During 8th grade, one of the required readings for my literature class was The Old Man and the Sea by Hemingway. I hated it. I dreaded reading it, writing about it and (to be completely honest) am not entire sure I even finished the book. If you know me and know anything about my literature consumption habits, you know that refusing to finish a book is a rare thing indeed.
Since that 8th grade misfortune, I've refused to have anything to do with Hemingway. Flat out refused to read any of his novels or show any real interest in his life as a historical figure. In fact, I'd go so far to say that I purposely have been openly critical and hateful toward Hemingway and his writings (all based on one novel read when I was 14).
Weirdly, my life has paralleled his in many ways--at least in travel experiences. I've been to Havana (and am sure I insulted many a Cubano by telling them I was not interested in "Papa," and no, I didn't care about his damn six-toed cats), I've lived abroad in Spain (but refused to watch a bullfight), I've traveled to Kilimanjaro (though I failed to take home any big game animal heads).

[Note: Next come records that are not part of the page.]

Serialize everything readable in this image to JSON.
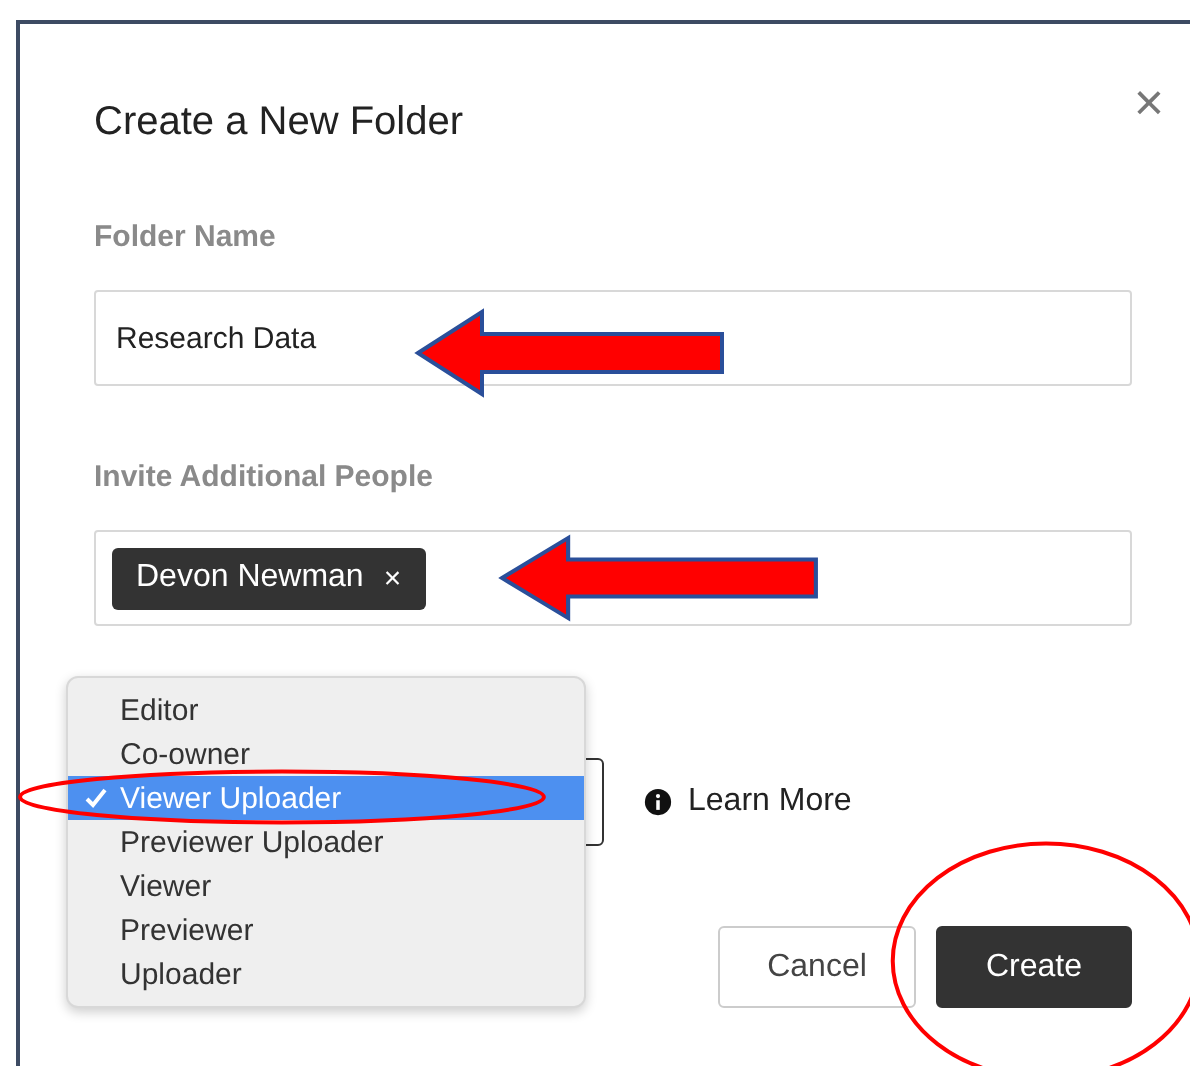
{
  "dialog": {
    "title": "Create a New Folder",
    "close": "×",
    "folder_name": {
      "label": "Folder Name",
      "value": "Research Data"
    },
    "invite": {
      "label": "Invite Additional People",
      "chips": [
        {
          "name": "Devon Newman",
          "remove": "×"
        }
      ]
    },
    "role_menu": {
      "items": [
        {
          "label": "Editor",
          "selected": false
        },
        {
          "label": "Co-owner",
          "selected": false
        },
        {
          "label": "Viewer Uploader",
          "selected": true
        },
        {
          "label": "Previewer Uploader",
          "selected": false
        },
        {
          "label": "Viewer",
          "selected": false
        },
        {
          "label": "Previewer",
          "selected": false
        },
        {
          "label": "Uploader",
          "selected": false
        }
      ]
    },
    "learn_more": "Learn More",
    "buttons": [
      {
        "label": "Cancel",
        "kind": "secondary"
      },
      {
        "label": "Create",
        "kind": "primary"
      }
    ]
  },
  "annotations": [
    {
      "kind": "arrow"
    },
    {
      "kind": "arrow"
    },
    {
      "kind": "ellipse"
    },
    {
      "kind": "ellipse"
    }
  ]
}
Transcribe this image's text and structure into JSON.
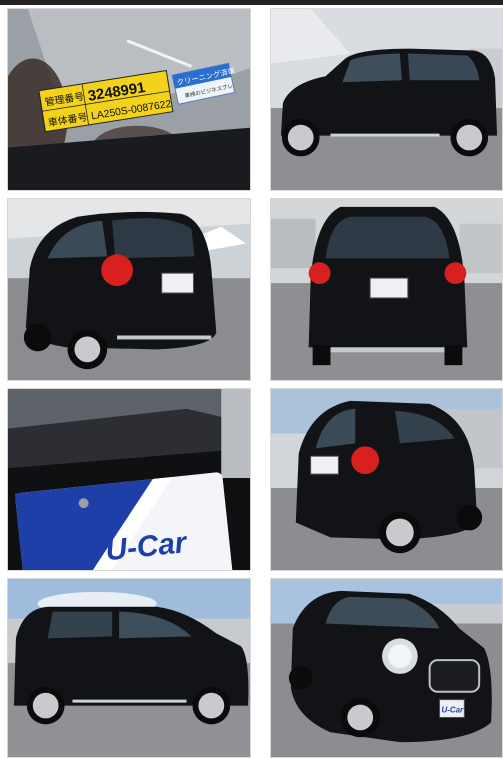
{
  "sticker": {
    "row1_label": "管理番号",
    "row1_value": "3248991",
    "row2_label": "車体番号",
    "row2_value": "LA250S-0087622"
  },
  "cleaning_tag": {
    "line1": "クリーニング済車",
    "line2": "車検のビジネスプレ"
  },
  "plate": {
    "text": "U-Car"
  },
  "colors": {
    "car_body": "#121316",
    "tail_light": "#d8201e",
    "sticker_yellow": "#f3d21a",
    "plate_blue": "#1f3fa8",
    "sky": "#bcd3ea"
  }
}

Yet, the entire time, I adamantly maintained that Hemingway was an author I'd never read again.
And then a coworker and I started a conversation about books. His preferences tend more toward what I think of as *man-lit*--a combination of nonfiction and novels that appeal to men. But he mentioned Hemingway as one of his favorite authors. I laughed and told him I'd never touch a Hemingway book thanks to my 8th grade experience The Old Man and the Sea.
What a smug person I am. A day or two later, I found myself wandering the fiction section of the library again. I routinely do this--go to the library needing something to read but with no concrete ideas of actual books to take home. And then the idea occurred to me. I *could* check out a Hemingway novel.
After browsing the new releases but not finding anything inspiring, I settled for The Sun Also Rises. Short. Not too intimidating. I checked it out with low expectations.
I am a jerk. Clearly. I am willing to admit this publicly and openly.
All these years of my life, I've spent hating Hemingway, publicly denouncing my dislike for his writing and one novel, one short novel of his that took all of two days to read, felled me like a tree. I loved the story. Loved it.
I don't know if I was too young to appreciate his writing style, too immature to understand such adult themes in literature or maybe I've been a jerk my whole life. Who knows (although, I suspect the latter)? His descriptions of Spain's countryside had me reminiscing about riding through the countryside. The aimlessness of the characters floating through life abroad, the lost innocence, the effects of war on an entire generation, the drinking to suppress feeling the emasculation just resonated with me in a way I didn't expect.
All I know is this: I have given Hemingway another chance and I suspect it's a relationship that will last a lifetime.